Today, I’m reviewing the Tuffy console safe and rear lockbox for the Toyota Tacoma. We live in a world where simply locking our doors is only enough to keep the honest people honest. Seasoned criminals have no problem breaking a window or finding another way into your vehicle if they want to get in badly enough.
I don’t like keeping bulky items like my phone or wallet in my pocket when I’m mountain biking, at the gym, or doing some other type of physical activity. That usually means leaving those items in my truck, which is not always a good idea.
The Tuffy console safe was exactly what I needed. It allows me to lock up anything of value so a smash-n-grab situation is no longer possible.
How I tested it:
I installed the Tuffy console safe in my 2006 Toyota Tacoma 3 months ago. I’ve been daily driving my truck ever since and use the safe nearly every time I drive it.
Tuffy console safe and lockbox features
This safe has some pretty impressive features but I want to get one misconception out of the way right off the bat: This is not a steel box that you mount inside your vehicle. Think of it as a framework that adds a locking door to your existing center console.
It’s made of 16 gauge steel and is designed to fit snuggly in your Tacoma’s OEM center console. It has a Pry-Guard locking system with a 10-tumbler double bitted security key to keep things locked down safely.
The textured powder coated finish gives it a sturdy feel and makes it much more difficult to scratch. An integrated accessory tray allows you to put a few small items to the side that you don’t wish to lock up.
Tuffy’s lid support feature allows the lid to stay open as long as you want it to, giving you 1 handed access to your belongings. The console lid and armrest are both fully functional after installation, making it impossible to know there’s a safe inside without opening it yourself.
The rear lockbox shares the same 16 gauge steel construction and high quality lock. As a matter of fact, both my console safe and lockbox came with matching locks so I don’t need to add more than 1 additional key to my ring – the same key locks both of them.
Tuffy console safe and lockbox installation
Both the console safe and lockbox are intended to be installed with basic hand tools in a matter of minutes. This wasn’t quite the case for me, which you can see in the video below:
Tuffy provides detailed instructions both with the products themselves and on their website here.
Overall, I’d rate the installation as “easy, but awkward”. Having small hands will certainly be beneficial when installing the center console safe.
It can be difficult to get some of the bolts to line up with the holes and combining the need to reach down into the console with tiny hardware makes things a bit tricky.
I’ve read some older reviews from other users that claimed the holes didn’t line up at all.
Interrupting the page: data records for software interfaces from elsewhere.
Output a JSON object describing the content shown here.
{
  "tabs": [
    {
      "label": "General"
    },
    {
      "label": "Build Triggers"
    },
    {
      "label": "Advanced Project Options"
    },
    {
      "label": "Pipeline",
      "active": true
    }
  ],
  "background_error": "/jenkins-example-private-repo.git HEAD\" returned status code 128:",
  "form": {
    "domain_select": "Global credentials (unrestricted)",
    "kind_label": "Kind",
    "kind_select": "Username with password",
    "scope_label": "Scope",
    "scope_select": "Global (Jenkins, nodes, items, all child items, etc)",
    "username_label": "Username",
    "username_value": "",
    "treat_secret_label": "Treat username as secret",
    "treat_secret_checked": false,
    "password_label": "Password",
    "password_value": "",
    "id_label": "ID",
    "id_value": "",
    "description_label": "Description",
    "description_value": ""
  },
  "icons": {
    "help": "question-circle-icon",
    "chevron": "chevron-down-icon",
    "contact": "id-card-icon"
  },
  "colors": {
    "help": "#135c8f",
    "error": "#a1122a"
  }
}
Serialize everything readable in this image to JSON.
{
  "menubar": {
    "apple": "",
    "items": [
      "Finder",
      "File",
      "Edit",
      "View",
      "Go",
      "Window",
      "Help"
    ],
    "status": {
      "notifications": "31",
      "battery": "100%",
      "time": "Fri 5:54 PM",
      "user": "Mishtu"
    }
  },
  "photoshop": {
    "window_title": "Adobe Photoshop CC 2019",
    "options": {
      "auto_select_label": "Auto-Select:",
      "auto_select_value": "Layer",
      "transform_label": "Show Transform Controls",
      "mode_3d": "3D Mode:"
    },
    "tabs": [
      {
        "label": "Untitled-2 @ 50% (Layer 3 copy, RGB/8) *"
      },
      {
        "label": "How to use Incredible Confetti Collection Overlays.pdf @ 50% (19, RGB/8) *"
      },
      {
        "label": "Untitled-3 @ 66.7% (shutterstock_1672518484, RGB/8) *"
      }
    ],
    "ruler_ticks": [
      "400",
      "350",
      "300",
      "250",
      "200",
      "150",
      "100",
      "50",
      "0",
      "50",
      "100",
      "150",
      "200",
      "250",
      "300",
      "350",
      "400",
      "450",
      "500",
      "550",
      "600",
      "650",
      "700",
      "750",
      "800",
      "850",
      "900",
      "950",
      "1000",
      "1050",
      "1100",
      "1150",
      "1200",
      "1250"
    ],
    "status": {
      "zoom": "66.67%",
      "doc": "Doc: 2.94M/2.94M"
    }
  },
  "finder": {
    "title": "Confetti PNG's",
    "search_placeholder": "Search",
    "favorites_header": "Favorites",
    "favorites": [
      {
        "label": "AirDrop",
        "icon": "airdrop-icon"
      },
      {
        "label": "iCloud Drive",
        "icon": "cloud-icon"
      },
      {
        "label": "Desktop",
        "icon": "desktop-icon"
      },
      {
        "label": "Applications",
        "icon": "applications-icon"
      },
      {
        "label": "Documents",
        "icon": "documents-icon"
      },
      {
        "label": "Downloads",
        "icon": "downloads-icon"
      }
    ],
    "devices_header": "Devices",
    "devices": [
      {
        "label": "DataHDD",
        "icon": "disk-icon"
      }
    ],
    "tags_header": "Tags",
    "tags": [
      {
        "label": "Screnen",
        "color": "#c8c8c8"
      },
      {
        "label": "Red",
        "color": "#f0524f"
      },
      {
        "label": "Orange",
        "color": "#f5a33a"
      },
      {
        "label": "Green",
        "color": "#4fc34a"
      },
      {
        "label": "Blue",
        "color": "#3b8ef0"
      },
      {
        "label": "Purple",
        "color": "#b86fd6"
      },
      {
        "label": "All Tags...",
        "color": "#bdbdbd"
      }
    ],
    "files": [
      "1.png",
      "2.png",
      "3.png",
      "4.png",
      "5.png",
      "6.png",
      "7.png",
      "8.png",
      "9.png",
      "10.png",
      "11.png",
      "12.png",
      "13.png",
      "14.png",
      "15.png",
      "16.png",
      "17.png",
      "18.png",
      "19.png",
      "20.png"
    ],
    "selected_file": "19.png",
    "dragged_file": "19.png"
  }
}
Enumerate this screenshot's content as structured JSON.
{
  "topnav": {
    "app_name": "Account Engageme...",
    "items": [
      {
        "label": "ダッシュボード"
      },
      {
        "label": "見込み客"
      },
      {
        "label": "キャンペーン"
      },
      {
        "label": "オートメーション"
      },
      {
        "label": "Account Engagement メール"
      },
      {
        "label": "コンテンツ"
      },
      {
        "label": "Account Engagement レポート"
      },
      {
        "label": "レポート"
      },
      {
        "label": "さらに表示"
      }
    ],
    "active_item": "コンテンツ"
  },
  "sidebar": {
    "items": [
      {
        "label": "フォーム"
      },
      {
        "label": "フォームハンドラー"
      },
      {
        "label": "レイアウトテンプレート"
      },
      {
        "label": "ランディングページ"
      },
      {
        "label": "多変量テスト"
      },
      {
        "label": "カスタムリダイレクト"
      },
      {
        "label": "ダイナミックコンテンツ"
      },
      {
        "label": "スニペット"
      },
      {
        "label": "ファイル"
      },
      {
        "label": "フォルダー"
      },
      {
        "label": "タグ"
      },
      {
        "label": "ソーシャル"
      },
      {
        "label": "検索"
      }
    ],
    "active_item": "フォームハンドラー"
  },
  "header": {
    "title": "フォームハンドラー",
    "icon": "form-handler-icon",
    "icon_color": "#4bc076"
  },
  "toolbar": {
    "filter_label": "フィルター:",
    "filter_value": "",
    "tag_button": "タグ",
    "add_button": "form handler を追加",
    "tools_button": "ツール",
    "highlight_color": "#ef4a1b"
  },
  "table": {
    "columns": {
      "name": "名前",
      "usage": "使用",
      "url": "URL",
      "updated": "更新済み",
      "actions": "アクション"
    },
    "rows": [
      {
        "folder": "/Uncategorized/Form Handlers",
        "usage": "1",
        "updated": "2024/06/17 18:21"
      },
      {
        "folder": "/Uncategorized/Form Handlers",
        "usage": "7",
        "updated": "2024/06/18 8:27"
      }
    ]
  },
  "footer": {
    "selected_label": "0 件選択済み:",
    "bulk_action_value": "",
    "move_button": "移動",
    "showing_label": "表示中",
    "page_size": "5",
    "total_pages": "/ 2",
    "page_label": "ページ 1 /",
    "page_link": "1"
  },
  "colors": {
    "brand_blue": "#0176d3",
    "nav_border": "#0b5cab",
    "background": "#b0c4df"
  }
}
As far as I can tell, those issues have been fixed with the console safe, but not with the lockbox.
I ended up having to elongate a few holes in the Tuffy rear lockbox in order to get it mounted. It reuses the holes that mount the factory storage boxes in the bed but a couple of mine weren’t quite in the right place, causing me to get the drill out.
I’m not sure if it has something to do with me mounting mine on the passenger side (Tuffy states you can mount it on either side as long as you don’t have the OEM power outlet). Maybe the alignment issue wouldn’t have been present if I had mounted it on the driver’s side as intended.
The Tuffy lockbox has a weather seal to keep your belongings dry and my favorite part is that it DOUBLES the amount of storage space in that location compared to the factory box!
My experience using Tuffy products
Aside from the hiccups with the installations, both the console safe and lockbox have performed great for me.
As a matter of fact, I trusted the safe enough to leave my wallet in the truck when the door lock wouldn’t function due to freezing rain. I would never leave important belongings in an unlocked vehicle previous to this.
The fit and finish of the console safe is nearly perfect and it continues to function exactly as intended 3 months after installing it. I haven’t had any issues with the lock sticking or anything like that.
Perhaps one improvement for the console safe would be to include a rubber mat for the floor of the safe instead of having to trim the factory carpet if you want to cover up the plastic floor of your console.
The rear lockbox offers lots of room for my ratchet straps and bungee cords. These might not exactly be considered valuable items, but I also don’t want them to go missing.
With no locking tailgate or tonneau cover on my Tacoma, this is the next best thing for keeping items secure in the bed. No signs of rust forming so far either, despite being exposed to the elements 24/7.
Tim is the creator of Canadian Gearhead. His experience with auto detailing and working for Toyota shows through all of the articles posted here. He runs the Canadian Gearhead site and YouTube channel full-time now and currently owns a 2007 4runner, 2006 Tacoma, and 1991 MR2. Read more about Tim: